Tree of Life (5th)

5th graders viewed the work of Austrian painter Gustav Klimt this week. We talked about his use of gold leaf in his paintings and his abstract style. I was surprised how many 5th graders still didn't really understand what the term "abstract" refers to.. so I explained it by comparing it to its opposite - realistic. I asked my students to imagine they had a camera and took a photograph of an object with it. The photograph would look EXACTLY like what the camera saw when it took the picture - this is realistic - it is exactly what the object looked like in real life. I explain that "abstract" is like the opposite; it is not realistic like a photograph, but instead, just looks similar to to the object. In abstract art, the artist often cares more about color choices, shape, lines, etc... than about trying to copy the way something looked exactly.
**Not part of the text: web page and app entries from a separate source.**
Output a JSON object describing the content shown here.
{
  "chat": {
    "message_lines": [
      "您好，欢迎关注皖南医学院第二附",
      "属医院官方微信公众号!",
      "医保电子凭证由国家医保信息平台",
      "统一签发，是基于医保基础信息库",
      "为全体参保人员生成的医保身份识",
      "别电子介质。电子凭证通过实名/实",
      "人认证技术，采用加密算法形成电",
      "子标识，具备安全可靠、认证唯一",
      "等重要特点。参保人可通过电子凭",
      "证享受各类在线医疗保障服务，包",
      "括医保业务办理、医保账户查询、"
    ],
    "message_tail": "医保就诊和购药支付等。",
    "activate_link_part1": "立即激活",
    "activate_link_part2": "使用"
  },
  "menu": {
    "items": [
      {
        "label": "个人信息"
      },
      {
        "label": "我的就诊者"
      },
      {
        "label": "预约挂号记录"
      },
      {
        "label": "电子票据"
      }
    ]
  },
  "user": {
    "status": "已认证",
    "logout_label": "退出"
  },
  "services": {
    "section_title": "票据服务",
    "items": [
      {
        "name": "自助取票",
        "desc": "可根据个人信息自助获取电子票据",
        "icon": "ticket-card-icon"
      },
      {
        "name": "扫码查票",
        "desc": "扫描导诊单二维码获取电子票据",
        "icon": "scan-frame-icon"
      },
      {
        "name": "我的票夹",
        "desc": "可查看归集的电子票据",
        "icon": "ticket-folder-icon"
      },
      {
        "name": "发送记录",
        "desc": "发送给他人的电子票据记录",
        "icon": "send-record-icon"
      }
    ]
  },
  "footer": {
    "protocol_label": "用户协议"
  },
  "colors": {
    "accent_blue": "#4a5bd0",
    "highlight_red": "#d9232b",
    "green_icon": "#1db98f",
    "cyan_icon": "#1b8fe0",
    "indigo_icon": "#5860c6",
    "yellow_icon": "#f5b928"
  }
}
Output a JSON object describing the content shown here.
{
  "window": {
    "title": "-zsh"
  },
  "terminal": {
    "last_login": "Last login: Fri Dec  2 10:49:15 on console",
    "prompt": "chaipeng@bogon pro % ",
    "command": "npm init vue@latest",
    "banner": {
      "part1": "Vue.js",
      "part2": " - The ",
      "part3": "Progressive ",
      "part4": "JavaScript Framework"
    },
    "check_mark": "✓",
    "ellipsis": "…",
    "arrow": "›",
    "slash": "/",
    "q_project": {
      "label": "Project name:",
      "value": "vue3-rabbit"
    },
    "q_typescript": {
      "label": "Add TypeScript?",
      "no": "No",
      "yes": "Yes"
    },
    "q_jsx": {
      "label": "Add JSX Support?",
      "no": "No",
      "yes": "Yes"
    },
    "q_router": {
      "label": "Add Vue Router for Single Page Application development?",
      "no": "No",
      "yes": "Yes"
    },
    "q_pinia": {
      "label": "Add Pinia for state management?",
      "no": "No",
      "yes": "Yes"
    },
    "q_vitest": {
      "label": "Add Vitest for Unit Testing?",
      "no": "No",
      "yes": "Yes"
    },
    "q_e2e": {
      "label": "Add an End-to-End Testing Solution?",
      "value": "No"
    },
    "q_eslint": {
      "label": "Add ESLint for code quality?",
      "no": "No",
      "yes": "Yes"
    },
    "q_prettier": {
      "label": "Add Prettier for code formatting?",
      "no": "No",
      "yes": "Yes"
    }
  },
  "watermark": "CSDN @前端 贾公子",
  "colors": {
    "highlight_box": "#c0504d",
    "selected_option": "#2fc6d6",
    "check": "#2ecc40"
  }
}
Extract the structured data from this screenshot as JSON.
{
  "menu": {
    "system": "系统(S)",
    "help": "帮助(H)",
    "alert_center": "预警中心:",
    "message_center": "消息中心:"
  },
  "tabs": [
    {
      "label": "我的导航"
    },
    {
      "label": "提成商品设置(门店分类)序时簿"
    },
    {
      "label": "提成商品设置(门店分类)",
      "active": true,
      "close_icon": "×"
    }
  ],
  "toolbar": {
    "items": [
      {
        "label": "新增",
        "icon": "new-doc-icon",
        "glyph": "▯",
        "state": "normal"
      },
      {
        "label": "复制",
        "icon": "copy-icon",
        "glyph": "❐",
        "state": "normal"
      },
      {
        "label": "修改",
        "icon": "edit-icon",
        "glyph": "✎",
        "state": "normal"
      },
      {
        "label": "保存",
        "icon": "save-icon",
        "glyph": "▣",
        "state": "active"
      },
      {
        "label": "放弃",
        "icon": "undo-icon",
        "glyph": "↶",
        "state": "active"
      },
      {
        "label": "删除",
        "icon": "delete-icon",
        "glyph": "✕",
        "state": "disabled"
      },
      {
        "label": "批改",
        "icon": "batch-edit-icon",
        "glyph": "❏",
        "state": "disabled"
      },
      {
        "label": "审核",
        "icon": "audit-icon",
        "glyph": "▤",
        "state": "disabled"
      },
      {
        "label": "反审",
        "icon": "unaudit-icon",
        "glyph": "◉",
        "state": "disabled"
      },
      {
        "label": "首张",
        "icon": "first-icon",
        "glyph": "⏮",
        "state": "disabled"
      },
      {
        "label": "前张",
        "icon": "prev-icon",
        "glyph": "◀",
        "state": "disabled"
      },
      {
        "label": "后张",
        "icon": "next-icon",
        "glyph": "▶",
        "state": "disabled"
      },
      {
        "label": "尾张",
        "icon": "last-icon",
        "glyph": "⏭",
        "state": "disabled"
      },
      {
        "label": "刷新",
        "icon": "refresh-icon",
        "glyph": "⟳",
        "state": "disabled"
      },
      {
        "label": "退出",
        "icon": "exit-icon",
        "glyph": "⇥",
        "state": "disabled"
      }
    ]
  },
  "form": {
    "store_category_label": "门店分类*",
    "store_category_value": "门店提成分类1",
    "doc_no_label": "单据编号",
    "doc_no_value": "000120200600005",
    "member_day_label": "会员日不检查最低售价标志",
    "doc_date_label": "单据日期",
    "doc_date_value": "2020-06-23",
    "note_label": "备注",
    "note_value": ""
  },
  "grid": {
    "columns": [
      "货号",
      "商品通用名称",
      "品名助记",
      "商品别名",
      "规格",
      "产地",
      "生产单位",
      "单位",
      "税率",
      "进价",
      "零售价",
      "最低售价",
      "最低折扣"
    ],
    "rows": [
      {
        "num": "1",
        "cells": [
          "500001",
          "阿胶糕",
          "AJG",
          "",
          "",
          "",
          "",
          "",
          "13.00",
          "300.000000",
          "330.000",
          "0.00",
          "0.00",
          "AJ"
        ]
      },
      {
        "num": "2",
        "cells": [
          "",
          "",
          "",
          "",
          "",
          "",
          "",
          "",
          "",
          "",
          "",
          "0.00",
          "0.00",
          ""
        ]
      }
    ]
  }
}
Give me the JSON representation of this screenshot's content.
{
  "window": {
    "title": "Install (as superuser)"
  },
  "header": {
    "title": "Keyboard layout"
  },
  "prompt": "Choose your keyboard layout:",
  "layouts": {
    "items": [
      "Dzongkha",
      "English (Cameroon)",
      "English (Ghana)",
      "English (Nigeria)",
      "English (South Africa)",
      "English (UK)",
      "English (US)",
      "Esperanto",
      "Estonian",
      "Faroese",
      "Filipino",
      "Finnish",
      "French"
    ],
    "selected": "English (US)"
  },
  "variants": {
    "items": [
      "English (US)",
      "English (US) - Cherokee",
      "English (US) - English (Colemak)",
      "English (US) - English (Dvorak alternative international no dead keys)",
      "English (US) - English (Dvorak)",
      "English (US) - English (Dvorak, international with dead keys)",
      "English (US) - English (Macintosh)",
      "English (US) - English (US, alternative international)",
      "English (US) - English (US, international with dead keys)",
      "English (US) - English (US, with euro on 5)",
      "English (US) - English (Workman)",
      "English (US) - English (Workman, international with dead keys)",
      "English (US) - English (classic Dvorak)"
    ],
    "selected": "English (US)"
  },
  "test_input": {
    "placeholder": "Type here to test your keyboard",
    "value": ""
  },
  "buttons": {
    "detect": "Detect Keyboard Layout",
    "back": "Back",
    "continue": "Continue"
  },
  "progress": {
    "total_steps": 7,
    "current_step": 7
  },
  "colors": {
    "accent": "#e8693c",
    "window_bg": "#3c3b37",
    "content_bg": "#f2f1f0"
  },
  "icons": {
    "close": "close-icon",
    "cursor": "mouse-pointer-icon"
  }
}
Oftentimes they use objects symbolically as well.. so they are only trying to capture the essence or the idea of the object.

The students who are still confused typically catch on after I show them Klimt's "Tree of Life."

For this project I had students use liquid watercolors to paint a background. Once that dried, they used pencil to draw on their swirling trees and then used sharpie to color them in. Afterwards students had the option of apply colored foil for decoration (just like how Klimt used gold)!

I really like how these turned out.. and the kids really liked their results as well! Nice relaxing project! :)

To see how this project evolved over the years, check out this art lesson inspired by artist Natasha Wescoat!


  1. Beautiful! I love the pastel-y backgrounds contrasted with the dark, dramatic trees. Thanks for sharing!

  2. Nice work...but Gustav Klimt was from AUSTRIA not Australia....

    1. Oh wow! Don't know how I didn't catch that! Thanks!!